  5. Engaging successfully in social media can take 20 hours a week* or more … if you don’t have time to engage, yet you have identified social media as important to your business development, look at prioritizing your current activities. What’s at the bottom of the list? Can it go completely, or be outsourced to someone else?

If your team cannot devote the resources to do it right and across a few key platforms, pick one and do it really well. Which one? That depends on your business, but for most B2B businesses, the online tool where you will find the majority of your contacts and prospects is LinkedIn. Too old school? Not when your whole team has fully gotten up to speed, fully loaded contacts and learned a few key ways to use LinkedIn to help your business grow. If you’ve gotten #2 and #4 figured out, spend some time identifying the strongest personal brands in your organization. Who are the people who can engage on your behalf, and make a difference? Finally, create a plan with goals (here’s a self-serving plug: Jaggers Communications can help you with that) and stick to it, evaluating your progress along the way. For those in your organization who don’t yet think that social media is important, you need to be able to demonstrate the return on the investment of all the time your team has spent engaging on your company’s behalf.

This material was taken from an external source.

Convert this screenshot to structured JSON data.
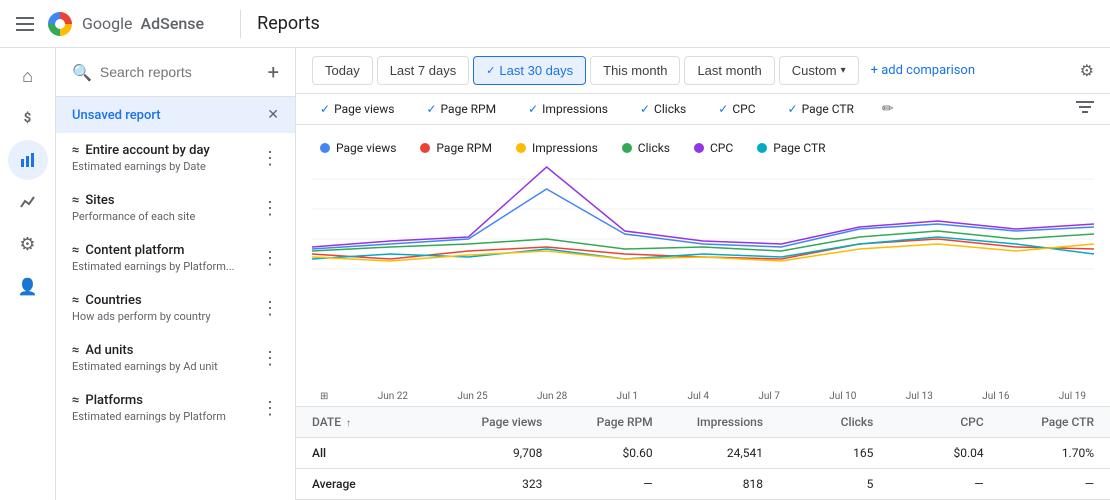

How are you doing? Are you ready to accept the truth about social media?

*20 hours is, of course, not continuous time. Blog posts can take an hour apiece; monitoring, updating social networks, engaging in online conversation using Facebook, Twitter, instant messaging, commenting on blog posts and more take only a few minutes at a time, but it adds up. This is an estimate of all the time above, combined.